My mother likes naturally beauty and places that don't look like rural Pennsylvania, where she now lives. So I decided to take her to Joshua Tree National Park. It's a huge preserve out in the Mojave Desert, about 100 miles east of L.A. Neither of us had been there before. In fact, I really hadn't been out in pure desert before at all.
It's an amazing place. It's hard to explain how alien it looks, even to someone from a neighboring ecosystem. Joshua trees are actually a type of yucca plant that grows in a treelike fashion; if you just know them from the picture on the U2 album, you really don't get an idea of how weird they look. The guide described them as looking like Dr. Suess trees, which is getting at it. The branches of each tree twist in their own freewheeling fashion, and looking at a whole "forest" of them you may wonder if you ate one of those desert mushrooms without realizing it.
There are also rock formations that defy description. This picture of Skull Rock gives you an idea, but you really have to see them in situ to believe them. There are these great "piles" of boulders that look so haphazard that my mother was convinced that in an earthquake they'd tumble down. Yet when you climb on them you realize the "loose" rocks are totally immobile.

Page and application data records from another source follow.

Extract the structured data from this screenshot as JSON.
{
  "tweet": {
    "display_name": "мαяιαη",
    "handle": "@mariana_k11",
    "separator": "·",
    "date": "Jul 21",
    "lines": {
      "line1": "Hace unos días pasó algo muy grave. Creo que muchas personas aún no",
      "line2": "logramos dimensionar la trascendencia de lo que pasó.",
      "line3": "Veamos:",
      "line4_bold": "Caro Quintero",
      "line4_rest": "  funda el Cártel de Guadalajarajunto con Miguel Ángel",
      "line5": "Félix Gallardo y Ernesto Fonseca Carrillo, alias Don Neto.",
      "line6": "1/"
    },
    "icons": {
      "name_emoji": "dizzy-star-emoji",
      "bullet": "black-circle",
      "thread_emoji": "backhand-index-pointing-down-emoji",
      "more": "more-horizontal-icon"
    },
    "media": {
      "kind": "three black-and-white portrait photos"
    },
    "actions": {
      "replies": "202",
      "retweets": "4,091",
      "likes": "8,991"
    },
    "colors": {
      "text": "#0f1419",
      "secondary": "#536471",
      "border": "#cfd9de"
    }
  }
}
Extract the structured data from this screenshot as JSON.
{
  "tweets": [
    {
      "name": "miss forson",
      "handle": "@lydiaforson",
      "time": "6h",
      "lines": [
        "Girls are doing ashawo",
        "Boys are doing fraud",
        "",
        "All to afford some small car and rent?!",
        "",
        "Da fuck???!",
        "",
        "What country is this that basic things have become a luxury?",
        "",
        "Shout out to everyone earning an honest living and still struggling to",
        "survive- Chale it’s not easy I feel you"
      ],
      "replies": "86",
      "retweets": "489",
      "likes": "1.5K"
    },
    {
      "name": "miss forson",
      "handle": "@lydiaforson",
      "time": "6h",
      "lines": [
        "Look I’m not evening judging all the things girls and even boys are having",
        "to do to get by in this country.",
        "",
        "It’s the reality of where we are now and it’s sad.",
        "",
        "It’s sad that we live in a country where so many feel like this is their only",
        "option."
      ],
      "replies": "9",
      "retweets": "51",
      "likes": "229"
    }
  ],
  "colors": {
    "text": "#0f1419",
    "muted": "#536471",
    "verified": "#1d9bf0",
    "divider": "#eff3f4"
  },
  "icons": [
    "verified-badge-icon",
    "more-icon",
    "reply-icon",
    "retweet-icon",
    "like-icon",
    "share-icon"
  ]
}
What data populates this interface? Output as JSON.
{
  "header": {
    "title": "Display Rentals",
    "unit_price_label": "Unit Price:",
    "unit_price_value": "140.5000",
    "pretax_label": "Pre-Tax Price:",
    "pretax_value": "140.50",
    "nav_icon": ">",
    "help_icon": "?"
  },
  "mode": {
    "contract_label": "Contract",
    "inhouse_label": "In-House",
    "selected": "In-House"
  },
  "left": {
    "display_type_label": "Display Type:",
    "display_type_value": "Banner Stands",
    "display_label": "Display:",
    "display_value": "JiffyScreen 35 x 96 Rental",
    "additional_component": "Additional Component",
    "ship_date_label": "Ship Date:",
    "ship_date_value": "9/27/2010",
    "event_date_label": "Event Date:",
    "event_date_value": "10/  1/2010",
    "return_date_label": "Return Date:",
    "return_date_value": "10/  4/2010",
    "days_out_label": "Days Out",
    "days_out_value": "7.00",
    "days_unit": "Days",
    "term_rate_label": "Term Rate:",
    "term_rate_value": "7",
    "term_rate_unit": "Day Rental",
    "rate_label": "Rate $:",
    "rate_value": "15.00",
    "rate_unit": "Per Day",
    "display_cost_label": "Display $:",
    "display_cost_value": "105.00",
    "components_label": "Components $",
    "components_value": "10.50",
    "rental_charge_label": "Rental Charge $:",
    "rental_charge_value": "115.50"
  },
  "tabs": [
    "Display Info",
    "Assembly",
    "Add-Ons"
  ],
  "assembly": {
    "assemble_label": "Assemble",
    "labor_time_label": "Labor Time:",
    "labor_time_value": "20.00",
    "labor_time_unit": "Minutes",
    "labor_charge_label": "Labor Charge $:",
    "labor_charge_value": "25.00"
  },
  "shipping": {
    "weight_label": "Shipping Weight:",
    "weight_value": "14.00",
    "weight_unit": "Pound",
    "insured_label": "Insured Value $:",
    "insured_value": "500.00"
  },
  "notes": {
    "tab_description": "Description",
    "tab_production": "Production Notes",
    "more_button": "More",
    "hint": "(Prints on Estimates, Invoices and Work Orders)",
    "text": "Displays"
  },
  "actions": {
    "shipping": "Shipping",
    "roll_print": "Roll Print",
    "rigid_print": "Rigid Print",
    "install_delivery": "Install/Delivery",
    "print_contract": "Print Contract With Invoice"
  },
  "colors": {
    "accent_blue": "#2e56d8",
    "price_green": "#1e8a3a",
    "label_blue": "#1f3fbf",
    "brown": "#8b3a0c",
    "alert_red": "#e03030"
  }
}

We didn't stay overnight, but since it got dark early I was able to look at the stars from the desert. From L.A., not surprisingly, few stars are visible. (One speaker at the local planetarium quipped that if Carl Sagan had grown up in L.A., he would have looked at the stars and said there must be dozens and dozens of them.) In Joshua Tree there was such a thick blanket of them it was difficult to pick out the constellations among them. The Milky Way arced almost straight overhead, and the universe seemed oddly close. As I was walking back from the dry cleaners this evening and saw the familiar form of Orion glimmering faintly above, it was hard to believe it was the same sky.
My mother and I were both really glad we went there, but I must admit I don't understand wanting to live in the desert. When I was there I enjoyed the beauty but there was an undercurrent of melancholy, a bite. I was aware, subliminally, that this was not a place for humans, that I could die here. It was nearly pure nature, and it was harsh.
On the long drive back we listened to the U2 album. I got it for my sixteenth birthday, so it's almost part of my DNA by now, but it was interesting hearing it after seeing the locale that evidently inspired it. The lyrics are full of desert imagery, and both the melancholy and the harsh purity of the desert inhabit the music. My mother remarked that the park reminds her of the Biblical wilderness, and indeed, the hills look a lot like pictures of Israel that I've seen. It's interesting to think, as Tom said here a while ago, that the Israelites thought the wilderness was God's place. What does that say about him?